Of course, this all makes sense because my dad was a Pennsylvanian through and through. Most of the childhood memories which have come to back to mind over the past several days — playing in Little League games, getting Dum Dum lollipops at the barber shop on Railroad Street in Shiremanstown, riding the modest rides at Willow Mill and Williams Grove amusement parks, watching Bears hockey or high school basketball playoff games at the old Hershey arena, buying toys at EJ Korvette’s and the Middletown Merchandise Mart and Joe the Motorists’ Friend, which despite its name sold cool toys — are of things he enabled to happen at places close to home, well within the state borders, and long gone or no longer used.
Even more important to him than sense of place was a sense of rootedness. His home was meant to be a place where family and possessions could gather, relate, endure. One of our cherished family traditions perfectly embodies this: the Christmas tree platform. Under the tree were Lionel HO gauge tracks and trains and the timeless village of Plasticville; later came the Model Motoring race cars. One year we got really elaborate and set up three conjoined platforms in the basement with trains, village, race cars, and a slot car track. In other words, vehicles that make their journeys without ever leaving the comfort of your home, and that stay on track, mostly — although we reliably got yelled at when we tried to crash the trains or cars on purpose. And, of course, trains, village, race cars, slot cars, and many of those toys bought when we were kids are still down in the basement of his house — gathered along with countless other objects of relative enduring importance.
I could go on, but perhaps you’ve guessed what I’m really up to here. Because what I remember first and foremost about my dad is his love of telling stories. I hope that the stories I’ve just told echo his love for telling stories, and perhaps they help you remember him fondly through stories he told to you over the years.

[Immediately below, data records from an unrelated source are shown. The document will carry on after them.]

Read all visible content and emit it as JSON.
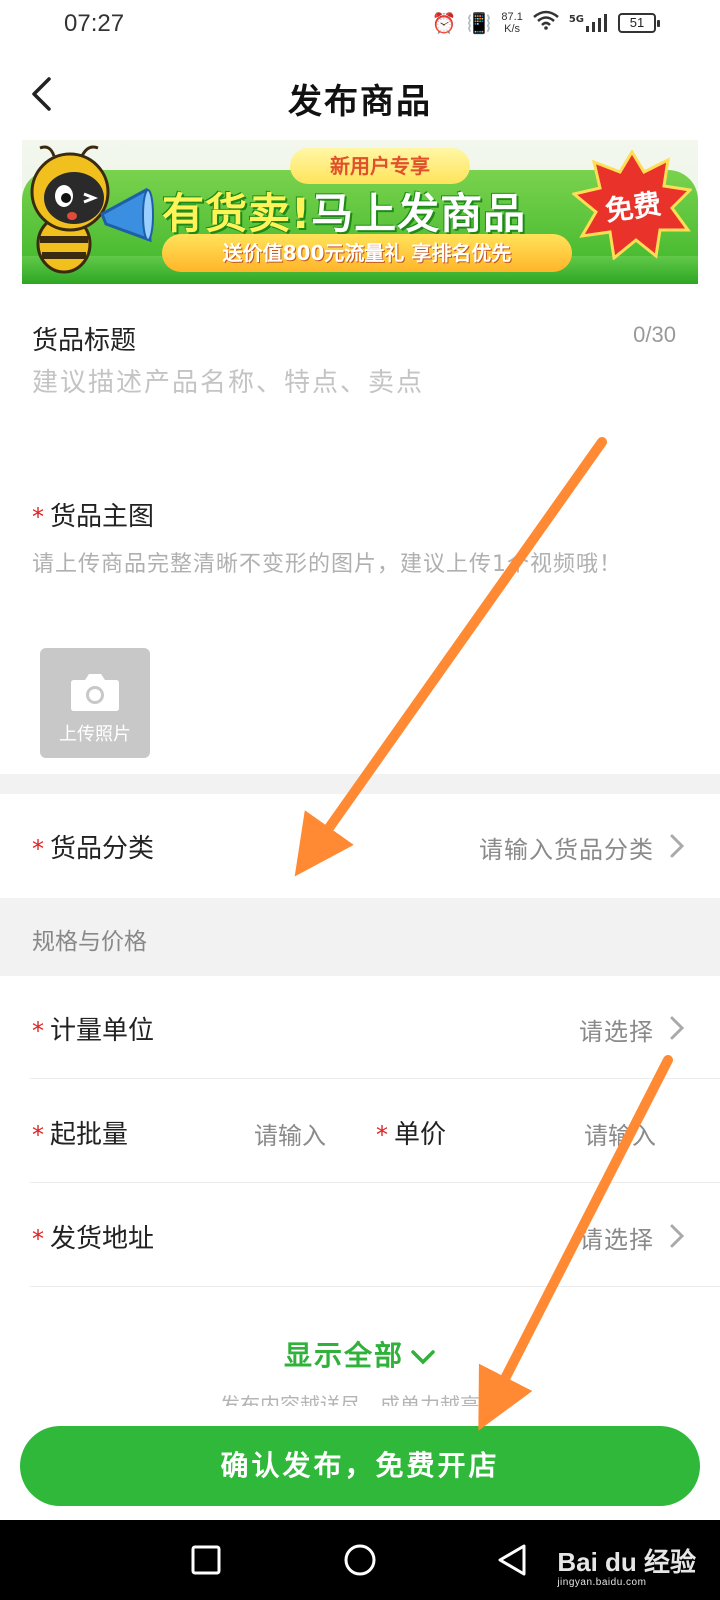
{
  "status": {
    "time": "07:27",
    "net_speed_value": "87.1",
    "net_speed_unit": "K/s",
    "signal": "5G",
    "battery": "51"
  },
  "header": {
    "title": "发布商品"
  },
  "banner": {
    "tag": "新用户专享",
    "headline_highlight": "有货卖!",
    "headline_rest": "马上发商品",
    "subline": "送价值800元流量礼 享排名优先",
    "badge": "免费"
  },
  "form": {
    "title_field": {
      "label": "货品标题",
      "counter": "0/30",
      "placeholder": "建议描述产品名称、特点、卖点",
      "value": ""
    },
    "main_image": {
      "required_mark": "*",
      "label": "货品主图",
      "description": "请上传商品完整清晰不变形的图片，建议上传1个视频哦！",
      "upload_label": "上传照片"
    },
    "category": {
      "required_mark": "*",
      "label": "货品分类",
      "placeholder": "请输入货品分类"
    },
    "spec_section_title": "规格与价格",
    "unit": {
      "required_mark": "*",
      "label": "计量单位",
      "placeholder": "请选择"
    },
    "min_order": {
      "required_mark": "*",
      "label": "起批量",
      "placeholder": "请输入"
    },
    "unit_price": {
      "required_mark": "*",
      "label": "单价",
      "placeholder": "请输入"
    },
    "ship_address": {
      "required_mark": "*",
      "label": "发货地址",
      "placeholder": "请选择"
    },
    "show_all": "显示全部",
    "footer_note": "发布内容越详尽，成单力越高哦"
  },
  "actions": {
    "confirm": "确认发布，免费开店"
  },
  "watermark": {
    "brand": "Bai du 经验",
    "url": "jingyan.baidu.com"
  },
  "colors": {
    "accent_green": "#2fb83a",
    "required_red": "#e02020",
    "annotation_orange": "#ff8a33"
  }
}
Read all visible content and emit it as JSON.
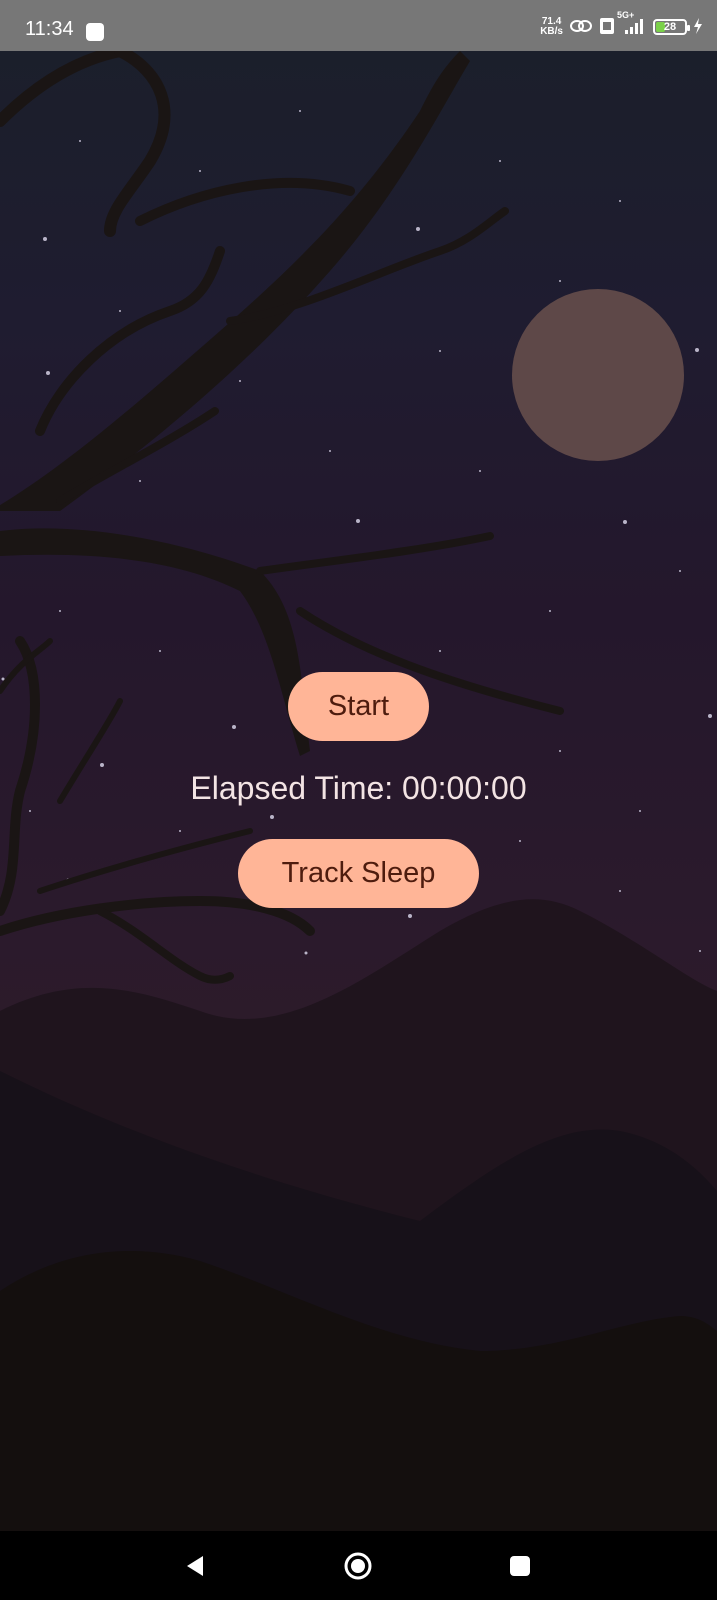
{
  "status_bar": {
    "time": "11:34",
    "net_speed_value": "71.4",
    "net_speed_unit": "KB/s",
    "network_type": "5G+",
    "battery_level": "28"
  },
  "main": {
    "start_label": "Start",
    "elapsed_label": "Elapsed Time: 00:00:00",
    "track_sleep_label": "Track Sleep"
  },
  "colors": {
    "button_bg": "#ffb597",
    "button_text": "#4e1c0e",
    "moon": "#5e4848",
    "status_bar_bg": "#777777"
  },
  "icons": {
    "nav": [
      "back-icon",
      "home-icon",
      "recents-icon"
    ]
  }
}
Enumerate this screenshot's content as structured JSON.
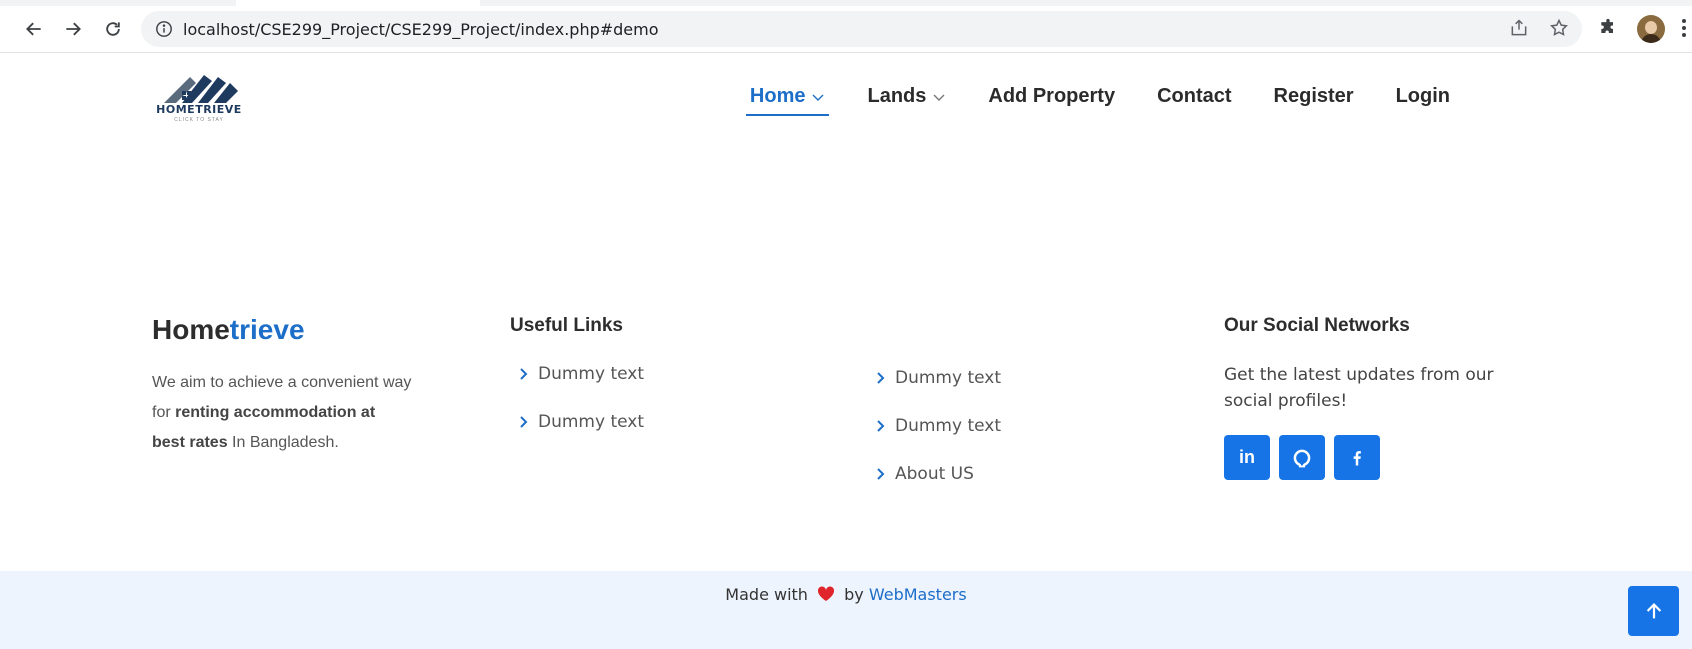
{
  "browser": {
    "url": "localhost/CSE299_Project/CSE299_Project/index.php#demo"
  },
  "header": {
    "logo_text": "HOMETRIEVE",
    "logo_tagline": "CLICK TO STAY",
    "nav": [
      {
        "label": "Home",
        "active": true,
        "dropdown": true
      },
      {
        "label": "Lands",
        "active": false,
        "dropdown": true
      },
      {
        "label": "Add Property",
        "active": false,
        "dropdown": false
      },
      {
        "label": "Contact",
        "active": false,
        "dropdown": false
      },
      {
        "label": "Register",
        "active": false,
        "dropdown": false
      },
      {
        "label": "Login",
        "active": false,
        "dropdown": false
      }
    ]
  },
  "footer": {
    "brand": {
      "title_part1": "Home",
      "title_part2": "trieve",
      "desc_1": "We aim to achieve a convenient way for ",
      "desc_bold": "renting accommodation at best rates",
      "desc_2": " In Bangladesh."
    },
    "useful_links": {
      "title": "Useful Links",
      "col1": [
        "Dummy text",
        "Dummy text"
      ],
      "col2": [
        "Dummy text",
        "Dummy text",
        "About US"
      ]
    },
    "social": {
      "title": "Our Social Networks",
      "desc": "Get the latest updates from our social profiles!",
      "buttons": [
        "linkedin-icon",
        "github-icon",
        "facebook-icon"
      ]
    },
    "bottom": {
      "made_with": "Made with",
      "by": "by",
      "team": "WebMasters"
    }
  },
  "colors": {
    "accent": "#1c6ec8",
    "button": "#1674e6",
    "bottom_bar": "#eef4fd"
  }
}
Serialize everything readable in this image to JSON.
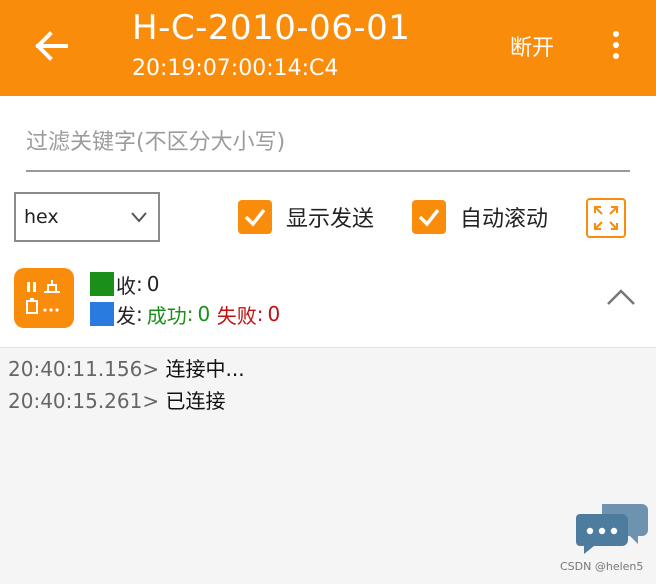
{
  "app_bar": {
    "title": "H-C-2010-06-01",
    "subtitle": "20:19:07:00:14:C4",
    "disconnect_label": "断开",
    "back_icon": "arrow-left-icon",
    "more_icon": "more-vert-icon",
    "color": "#f98c0a"
  },
  "filter": {
    "placeholder": "过滤关键字(不区分大小写)",
    "value": ""
  },
  "controls": {
    "format_select": {
      "selected": "hex"
    },
    "show_send": {
      "label": "显示发送",
      "checked": true
    },
    "auto_scroll": {
      "label": "自动滚动",
      "checked": true
    },
    "fullscreen_icon": "fullscreen-icon"
  },
  "stats": {
    "receive_label": "收",
    "receive_count": "0",
    "receive_color": "#1a8f1a",
    "send_label": "发",
    "send_color": "#2a7be0",
    "success_label": "成功",
    "success_count": "0",
    "fail_label": "失败",
    "fail_count": "0",
    "pause_icon": "pause-clear-icon",
    "collapse_icon": "chevron-up-icon"
  },
  "log": [
    {
      "time": "20:40:11.156>",
      "message": "连接中..."
    },
    {
      "time": "20:40:15.261>",
      "message": "已连接"
    }
  ],
  "watermark": "CSDN @helen5"
}
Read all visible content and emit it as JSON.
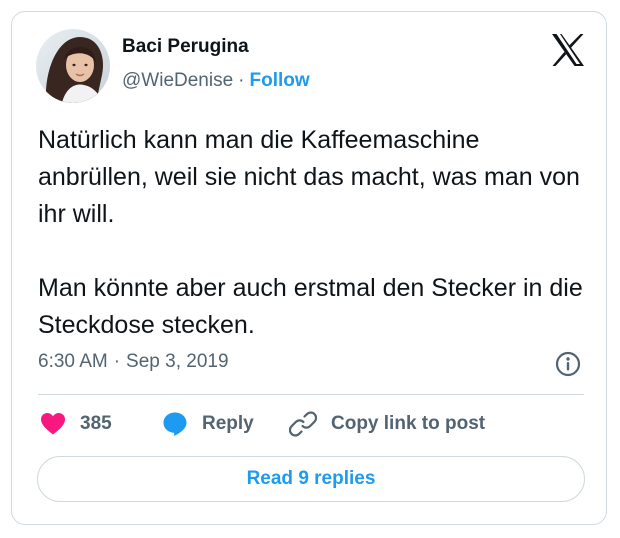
{
  "author": {
    "name": "Baci Perugina",
    "handle": "@WieDenise",
    "separator": "·",
    "follow_label": "Follow"
  },
  "tweet": {
    "paragraphs": [
      "Natürlich kann man die Kaffeemaschine anbrüllen, weil sie nicht das macht, was man von ihr will.",
      "Man könnte aber auch erstmal den Stecker in die Steckdose stecken."
    ],
    "time": "6:30 AM",
    "separator": "·",
    "date": "Sep 3, 2019"
  },
  "actions": {
    "like_count": "385",
    "reply_label": "Reply",
    "copy_label": "Copy link to post"
  },
  "read_replies_label": "Read 9 replies",
  "icons": {
    "brand": "x-logo-icon",
    "info": "info-icon",
    "like": "heart-icon",
    "reply": "speech-bubble-icon",
    "copy": "link-icon"
  },
  "colors": {
    "accent": "#1d9bf0",
    "like": "#f91880",
    "secondary_text": "#536471",
    "primary_text": "#0f1419",
    "border": "#cfd9de"
  }
}
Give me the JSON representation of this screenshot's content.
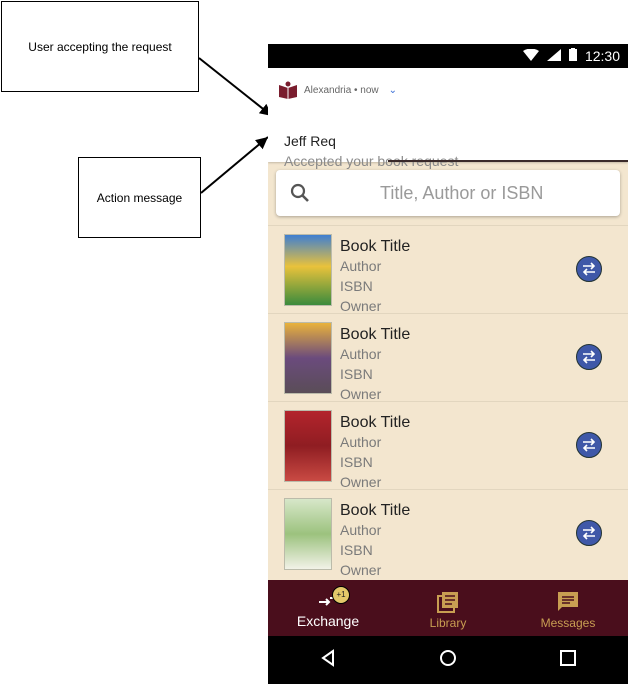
{
  "callouts": {
    "user_accepting": "User accepting the request",
    "action_message": "Action message"
  },
  "status_bar": {
    "time": "12:30"
  },
  "notification": {
    "app_name": "Alexandria • now",
    "title": "Jeff Req",
    "text": "Accepted your book request",
    "icon": "book-app-icon"
  },
  "search": {
    "placeholder": "Title, Author or ISBN",
    "icon": "search-icon"
  },
  "books": [
    {
      "title": "Book Title",
      "author": "Author",
      "isbn": "ISBN",
      "owner": "Owner",
      "cover_color": "#3f7fd1"
    },
    {
      "title": "Book Title",
      "author": "Author",
      "isbn": "ISBN",
      "owner": "Owner",
      "cover_color": "#6b4b7d"
    },
    {
      "title": "Book Title",
      "author": "Author",
      "isbn": "ISBN",
      "owner": "Owner",
      "cover_color": "#b3242c"
    },
    {
      "title": "Book Title",
      "author": "Author",
      "isbn": "ISBN",
      "owner": "Owner",
      "cover_color": "#d7e7c9"
    }
  ],
  "bottom_nav": [
    {
      "label": "Exchange",
      "badge": "+1",
      "icon": "exchange-icon",
      "active": true
    },
    {
      "label": "Library",
      "icon": "library-icon"
    },
    {
      "label": "Messages",
      "icon": "messages-icon"
    }
  ],
  "colors": {
    "primary": "#4a0e1c",
    "accent": "#c89e52",
    "background": "#f3e6cf",
    "exchange_button": "#3f58a8"
  }
}
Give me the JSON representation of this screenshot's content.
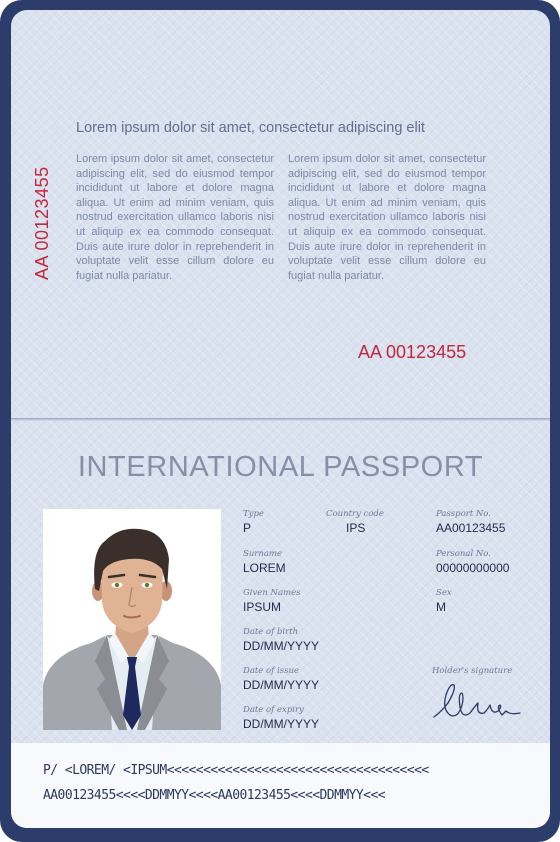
{
  "top_page": {
    "serial_vertical": "AA 00123455",
    "title": "Lorem ipsum dolor sit amet, consectetur adipiscing elit",
    "column_1": "Lorem ipsum dolor sit amet, consectetur adipiscing elit, sed do eiusmod tempor incididunt ut labore et dolore magna aliqua. Ut enim ad minim veniam, quis nostrud exercitation ullamco laboris nisi ut aliquip ex ea commodo consequat. Duis aute irure dolor in reprehenderit in voluptate velit esse cillum dolore eu fugiat nulla pariatur.",
    "column_2": "Lorem ipsum dolor sit amet, consectetur adipiscing elit, sed do eiusmod tempor incididunt ut labore et dolore magna aliqua. Ut enim ad minim veniam, quis nostrud exercitation ullamco laboris nisi ut aliquip ex ea commodo consequat. Duis aute irure dolor in reprehenderit in voluptate velit esse cillum dolore eu fugiat nulla pariatur.",
    "serial_bottom": "AA 00123455"
  },
  "data_page": {
    "title": "INTERNATIONAL PASSPORT",
    "type": {
      "label": "Type",
      "value": "P"
    },
    "country_code": {
      "label": "Country code",
      "value": "IPS"
    },
    "passport_no": {
      "label": "Passport No.",
      "value": "AA00123455"
    },
    "surname": {
      "label": "Surname",
      "value": "LOREM"
    },
    "personal_no": {
      "label": "Personal No.",
      "value": "00000000000"
    },
    "given_names": {
      "label": "Given Names",
      "value": "IPSUM"
    },
    "sex": {
      "label": "Sex",
      "value": "M"
    },
    "date_of_birth": {
      "label": "Date of birth",
      "value": "DD/MM/YYYY"
    },
    "date_of_issue": {
      "label": "Date of issue",
      "value": "DD/MM/YYYY"
    },
    "date_of_expiry": {
      "label": "Date of expiry",
      "value": "DD/MM/YYYY"
    },
    "signature": {
      "label": "Holder's signature"
    },
    "mrz_line_1": "P/ <LOREM/ <IPSUM<<<<<<<<<<<<<<<<<<<<<<<<<<<<<<<<<<<<",
    "mrz_line_2": "AA00123455<<<<DDMMYY<<<<AA00123455<<<<DDMMYY<<<"
  },
  "colors": {
    "cover": "#2d3d6b",
    "page": "#dbe2ef",
    "serial_red": "#c2273b",
    "title_gray": "#8590a8"
  },
  "icons": [
    "holder-photo-icon",
    "signature-icon"
  ]
}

Storytelling was perhaps his favorite way of communicating. His stories were characterized by understated humor and never-stated but common themes: the everyday absurdities of working for the state; what people were doing now — neighbors, former neighbors, people you grew up with but had forgotten about, people you didn’t know at all; highlights of trips he clearly enjoyed after having groused about taking them right up to the day of departure. But he didn’t tell stories to convey life lessons or important information, or to persuade, or even to entertain. For him, telling stories was a means of personal connection, of being there, of being rooted in a way he enjoyed. So at some point in his telling a story, usually related to a twist of plot or humor, you could reliably count on seeing a twinkle in his eye.
The day before he died, I talked with him on the phone. To be perfectly honest, the conversation did not make a whole lot of sense at the time; he told a story which involved a store where they displayed and sold model trains, the prospect of franchising that store nationally and making a healthy profit from it, and a boy who got a green lollipop. My sister Patty told me later that he was animated and lucid for an hour or two afterward. I suspect a twinkle in the eye was involved as well.
Thanks, Dad, for all the rides, for being there, for embodying the value of rootedness and the gentle gifts of modest pursuits, and for the twinkle in your eye.